U.S. Sen. Lindsey Graham’s recent assertion that the Marine Corps could be forced to shutter one of its recruit depots has added a new cultural dynamic to the gloomy forecast about sequestration, the series of federal budget cuts looming if the U.S. government doesn’t find another way to reduce its deficit.
Graham, a South Carolina Republican, told constituents in his home state recently that the Corps may have to consolidate the recruit depots in San Diego and Parris Island, S.C., if sequestration goes through. His comments resulted in media coverage like this, and have raised some eyebrows in Washington.

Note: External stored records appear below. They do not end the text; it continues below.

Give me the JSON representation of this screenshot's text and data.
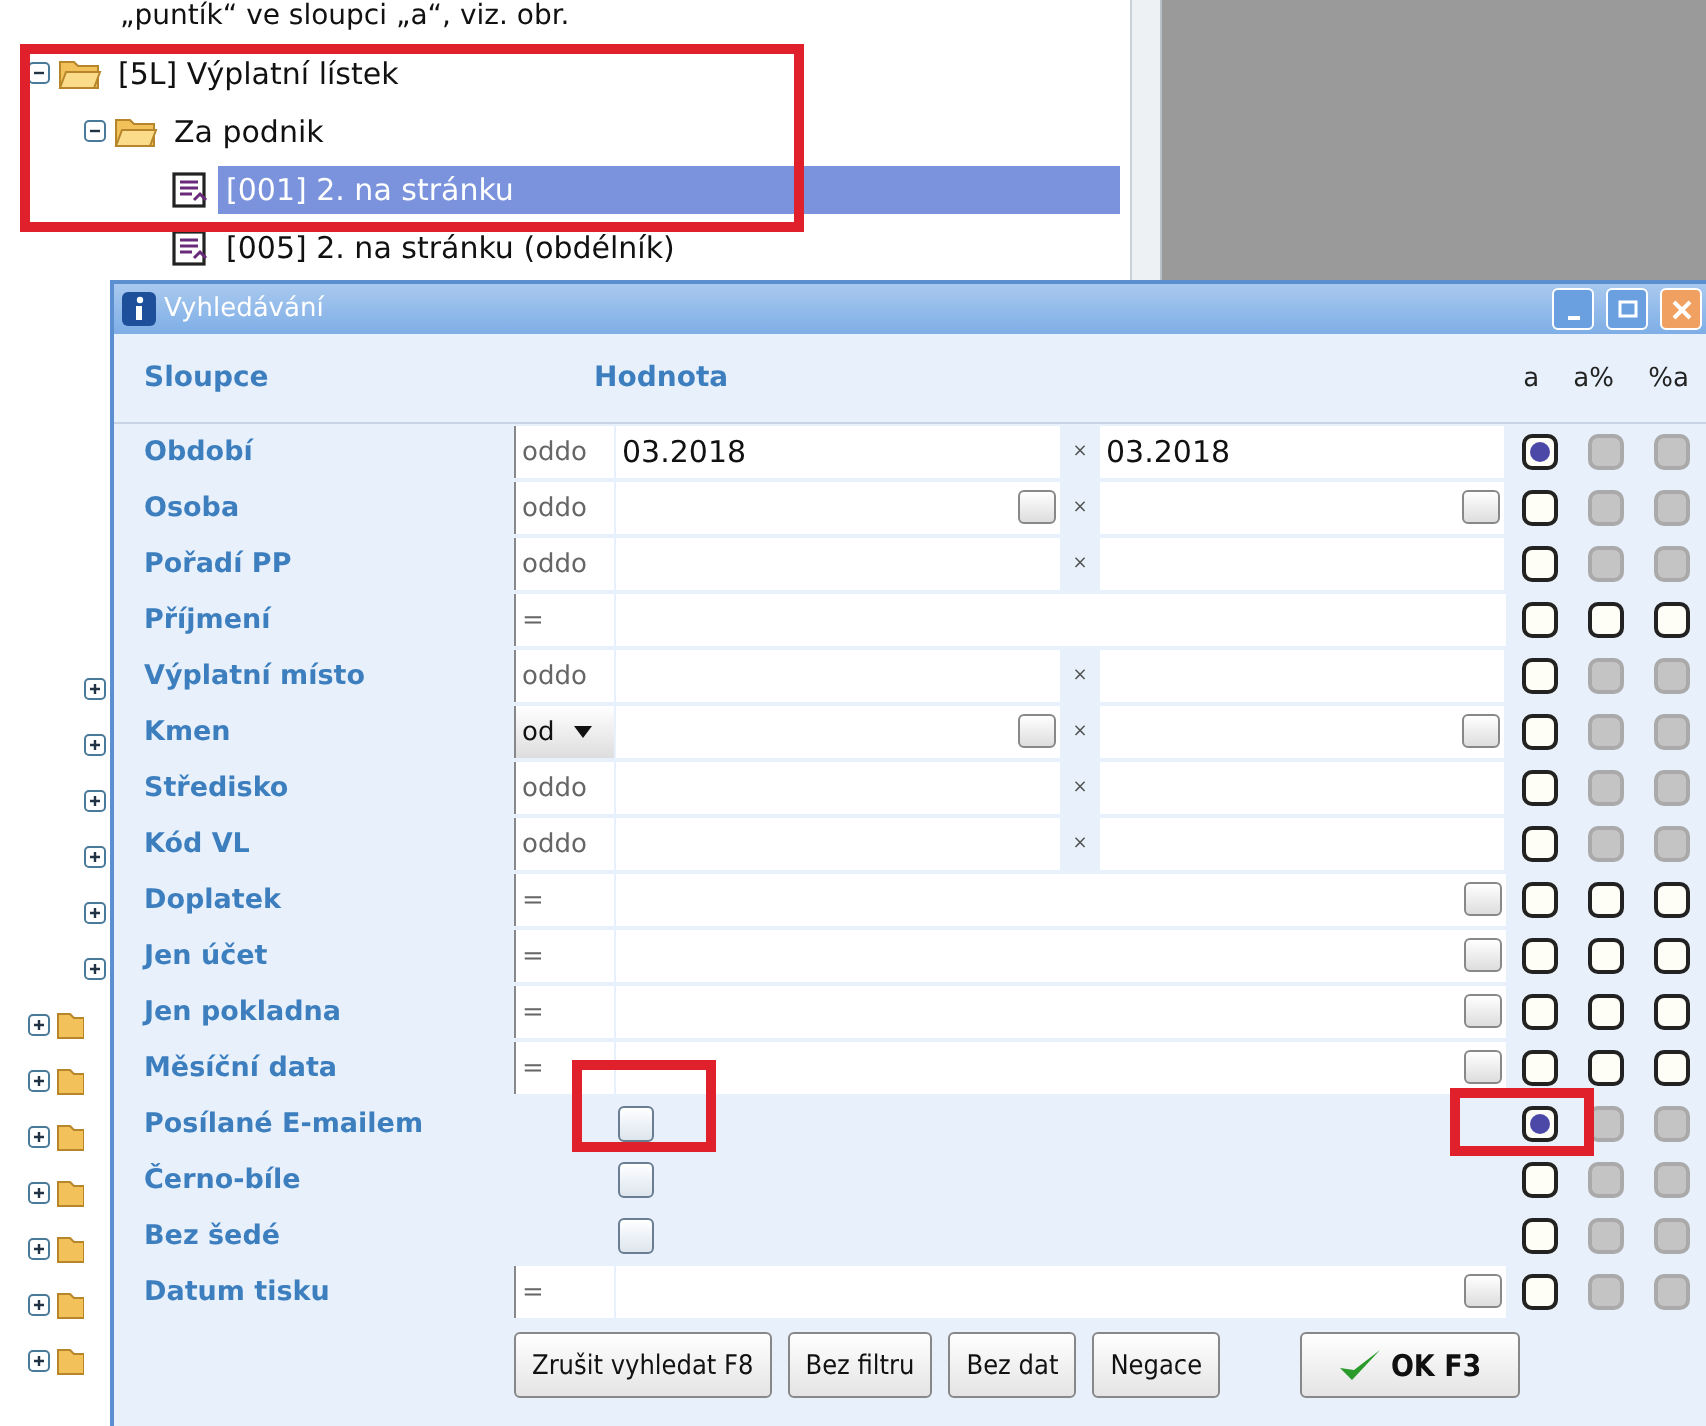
{
  "caption": "„puntík“ ve sloupci „a“, viz. obr.",
  "tree": {
    "items": [
      {
        "label": "[5L] Výplatní lístek",
        "kind": "folder",
        "expanded": true,
        "selected": false,
        "children": [
          {
            "label": "Za podnik",
            "kind": "folder",
            "expanded": true,
            "selected": false,
            "children": [
              {
                "label": "[001] 2. na stránku",
                "kind": "report",
                "selected": true
              },
              {
                "label": "[005] 2. na stránku (obdélník)",
                "kind": "report",
                "selected": false
              }
            ]
          }
        ]
      }
    ]
  },
  "dialog": {
    "title": "Vyhledávání",
    "columns": {
      "label": "Sloupce",
      "value": "Hodnota",
      "modes": [
        "a",
        "a%",
        "%a"
      ]
    },
    "rows": [
      {
        "label": "Období",
        "kind": "range",
        "op": "oddo",
        "from": "03.2018",
        "separator": "×",
        "to": "03.2018",
        "browse": false,
        "modes": [
          {
            "selected": true,
            "disabled": false
          },
          {
            "selected": false,
            "disabled": true
          },
          {
            "selected": false,
            "disabled": true
          }
        ]
      },
      {
        "label": "Osoba",
        "kind": "range",
        "op": "oddo",
        "separator": "×",
        "browse": true,
        "modes": [
          {
            "selected": false,
            "disabled": false
          },
          {
            "selected": false,
            "disabled": true
          },
          {
            "selected": false,
            "disabled": true
          }
        ]
      },
      {
        "label": "Pořadí PP",
        "kind": "range",
        "op": "oddo",
        "separator": "×",
        "browse": false,
        "modes": [
          {
            "selected": false,
            "disabled": false
          },
          {
            "selected": false,
            "disabled": true
          },
          {
            "selected": false,
            "disabled": true
          }
        ]
      },
      {
        "label": "Příjmení",
        "kind": "single",
        "op": "=",
        "browse": false,
        "modes": [
          {
            "selected": false,
            "disabled": false
          },
          {
            "selected": false,
            "disabled": false
          },
          {
            "selected": false,
            "disabled": false
          }
        ]
      },
      {
        "label": "Výplatní místo",
        "kind": "range",
        "op": "oddo",
        "separator": "×",
        "browse": false,
        "modes": [
          {
            "selected": false,
            "disabled": false
          },
          {
            "selected": false,
            "disabled": true
          },
          {
            "selected": false,
            "disabled": true
          }
        ]
      },
      {
        "label": "Kmen",
        "kind": "range",
        "op": "od",
        "op_dropdown": true,
        "separator": "×",
        "browse": true,
        "modes": [
          {
            "selected": false,
            "disabled": false
          },
          {
            "selected": false,
            "disabled": true
          },
          {
            "selected": false,
            "disabled": true
          }
        ]
      },
      {
        "label": "Středisko",
        "kind": "range",
        "op": "oddo",
        "separator": "×",
        "browse": false,
        "modes": [
          {
            "selected": false,
            "disabled": false
          },
          {
            "selected": false,
            "disabled": true
          },
          {
            "selected": false,
            "disabled": true
          }
        ]
      },
      {
        "label": "Kód VL",
        "kind": "range",
        "op": "oddo",
        "separator": "×",
        "browse": false,
        "modes": [
          {
            "selected": false,
            "disabled": false
          },
          {
            "selected": false,
            "disabled": true
          },
          {
            "selected": false,
            "disabled": true
          }
        ]
      },
      {
        "label": "Doplatek",
        "kind": "single",
        "op": "=",
        "browse": true,
        "modes": [
          {
            "selected": false,
            "disabled": false
          },
          {
            "selected": false,
            "disabled": false
          },
          {
            "selected": false,
            "disabled": false
          }
        ]
      },
      {
        "label": "Jen účet",
        "kind": "single",
        "op": "=",
        "browse": true,
        "modes": [
          {
            "selected": false,
            "disabled": false
          },
          {
            "selected": false,
            "disabled": false
          },
          {
            "selected": false,
            "disabled": false
          }
        ]
      },
      {
        "label": "Jen pokladna",
        "kind": "single",
        "op": "=",
        "browse": true,
        "modes": [
          {
            "selected": false,
            "disabled": false
          },
          {
            "selected": false,
            "disabled": false
          },
          {
            "selected": false,
            "disabled": false
          }
        ]
      },
      {
        "label": "Měsíční data",
        "kind": "single",
        "op": "=",
        "browse": true,
        "modes": [
          {
            "selected": false,
            "disabled": false
          },
          {
            "selected": false,
            "disabled": false
          },
          {
            "selected": false,
            "disabled": false
          }
        ]
      },
      {
        "label": "Posílané E-mailem",
        "kind": "checkbox",
        "checked": false,
        "highlighted": true,
        "modes": [
          {
            "selected": true,
            "disabled": false
          },
          {
            "selected": false,
            "disabled": true
          },
          {
            "selected": false,
            "disabled": true
          }
        ]
      },
      {
        "label": "Černo-bíle",
        "kind": "checkbox",
        "checked": false,
        "modes": [
          {
            "selected": false,
            "disabled": false
          },
          {
            "selected": false,
            "disabled": true
          },
          {
            "selected": false,
            "disabled": true
          }
        ]
      },
      {
        "label": "Bez šedé",
        "kind": "checkbox",
        "checked": false,
        "modes": [
          {
            "selected": false,
            "disabled": false
          },
          {
            "selected": false,
            "disabled": true
          },
          {
            "selected": false,
            "disabled": true
          }
        ]
      },
      {
        "label": "Datum tisku",
        "kind": "single",
        "op": "=",
        "browse": true,
        "modes": [
          {
            "selected": false,
            "disabled": false
          },
          {
            "selected": false,
            "disabled": true
          },
          {
            "selected": false,
            "disabled": true
          }
        ]
      }
    ],
    "buttons": [
      {
        "label": "Zrušit vyhledat F8",
        "kind": "plain"
      },
      {
        "label": "Bez filtru",
        "kind": "plain"
      },
      {
        "label": "Bez dat",
        "kind": "plain"
      },
      {
        "label": "Negace",
        "kind": "plain"
      },
      {
        "label": "OK F3",
        "kind": "ok"
      }
    ]
  }
}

Kevin Bishop, a spokesman for Graham, told Marine Corps Times the senator believes the Corps “probably won’t be able to keep both” depots open if sequestration happens. Graham, an influential member of the Senate Armed Services Committee, repeatedly has raised concerns that sequestration must be avoided to prevent defense cuts he sees as reckless and unwise.

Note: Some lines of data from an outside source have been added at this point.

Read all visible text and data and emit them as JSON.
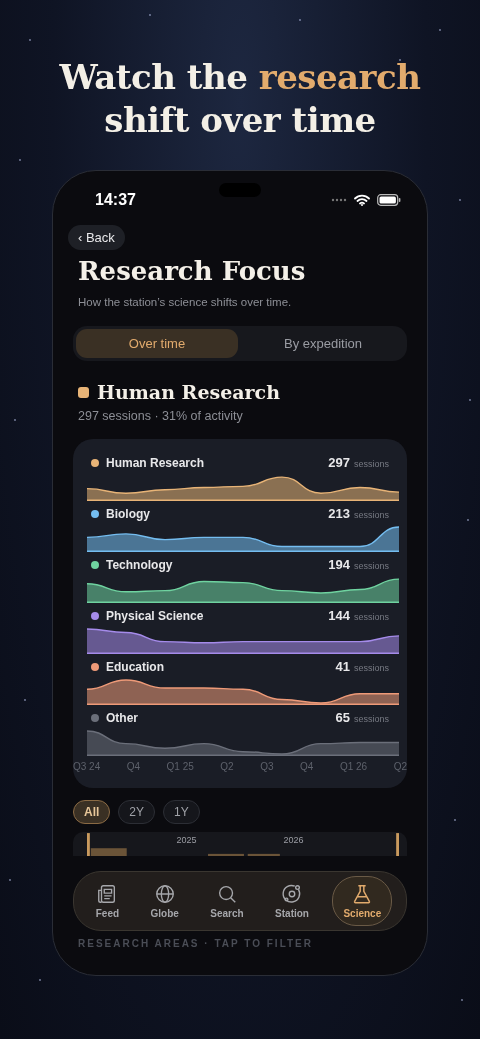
{
  "headline": {
    "text": "Watch the ",
    "accent": "research",
    "rest": "shift over time"
  },
  "status_bar": {
    "time": "14:37"
  },
  "back_button": {
    "chevron": "‹",
    "label": "Back"
  },
  "title": "Research Focus",
  "subtitle": "How the station’s science shifts over time.",
  "view_toggle": [
    {
      "label": "Over time",
      "selected": true
    },
    {
      "label": "By expedition",
      "selected": false
    }
  ],
  "focus": {
    "name": "Human Research",
    "color": "#e8b477",
    "summary": "297 sessions · 31% of activity"
  },
  "series": [
    {
      "name": "Human Research",
      "color": "#e8b477",
      "count": "297",
      "unit": "sessions"
    },
    {
      "name": "Biology",
      "color": "#74bdf0",
      "count": "213",
      "unit": "sessions"
    },
    {
      "name": "Technology",
      "color": "#6fd3a0",
      "count": "194",
      "unit": "sessions"
    },
    {
      "name": "Physical Science",
      "color": "#a58bea",
      "count": "144",
      "unit": "sessions"
    },
    {
      "name": "Education",
      "color": "#ee9a78",
      "count": "41",
      "unit": "sessions"
    },
    {
      "name": "Other",
      "color": "#6b6f7a",
      "count": "65",
      "unit": "sessions"
    }
  ],
  "axis_labels": [
    "Q3 24",
    "Q4",
    "Q1 25",
    "Q2",
    "Q3",
    "Q4",
    "Q1 26",
    "Q2"
  ],
  "range_chips": [
    {
      "label": "All",
      "selected": true
    },
    {
      "label": "2Y",
      "selected": false
    },
    {
      "label": "1Y",
      "selected": false
    }
  ],
  "timeline": {
    "years": [
      "2025",
      "2026"
    ]
  },
  "tab_bar": [
    {
      "kind": "feed",
      "label": "Feed",
      "selected": false
    },
    {
      "kind": "globe",
      "label": "Globe",
      "selected": false
    },
    {
      "kind": "search",
      "label": "Search",
      "selected": false
    },
    {
      "kind": "station",
      "label": "Station",
      "selected": false
    },
    {
      "kind": "science",
      "label": "Science",
      "selected": true
    }
  ],
  "section_label": "RESEARCH AREAS · TAP TO FILTER"
}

The automatic cuts planned were created as part of the Budget Control Act of 2011, a federal statute that put in place drastic spending reductions in national security and domestic programs if Congress fails to find a way to reduce the deficit. It calls for $600 billion in budget cuts over 10 years at the Pentagon if no other agreements are reached by January.

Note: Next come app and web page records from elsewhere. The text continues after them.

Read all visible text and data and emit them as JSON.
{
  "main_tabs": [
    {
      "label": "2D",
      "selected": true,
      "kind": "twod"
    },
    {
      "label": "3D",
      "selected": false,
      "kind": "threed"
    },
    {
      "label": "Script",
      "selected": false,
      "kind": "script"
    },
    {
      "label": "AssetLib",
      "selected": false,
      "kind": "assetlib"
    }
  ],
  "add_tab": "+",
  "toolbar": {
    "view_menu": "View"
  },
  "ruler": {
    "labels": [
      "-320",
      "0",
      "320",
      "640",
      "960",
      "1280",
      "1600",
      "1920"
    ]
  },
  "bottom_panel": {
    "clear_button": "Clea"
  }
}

Top U.S. officers have warned repeatedly that the cuts would have devastating effects on the military, but had not previously raised the prospect of Parris Island or MCRD San Diego closing. Boot camp training at both installations has been mythologized in popular culture for years, giving Graham an interesting, tangible angle to highlight his concerns.
Capt. Kendra Motz, a spokesman at Marine Corps headquarters, said Tuesday that the Corps and Defense Department as a whole still have not begun planning for sequestration. President Obama’s defense budget is planned by the White House Office of Management and Budget, which to date has not put out any sequestration planning guidance, she said.
In testimony to Congress last month, Assistant Commandant Gen. Joseph Dunford did not mention the possible closure of a recruit depot, but said sequestration would force the Corps to cut 18,000 additional Marines on top of the service’s currently planned drawdown from about 202,100 Marines last year to 182,100. Doing so likely would result in some Marines being forced out quickly and unfairly, he warned.
“These are the very people who are in Afghanistan today forward-deployed, forward-engaged, in harm’s way,” Dunford said. “And their reward when they come home will simply be to dismiss [them]and shake their hand. And I think that would be a mistake.”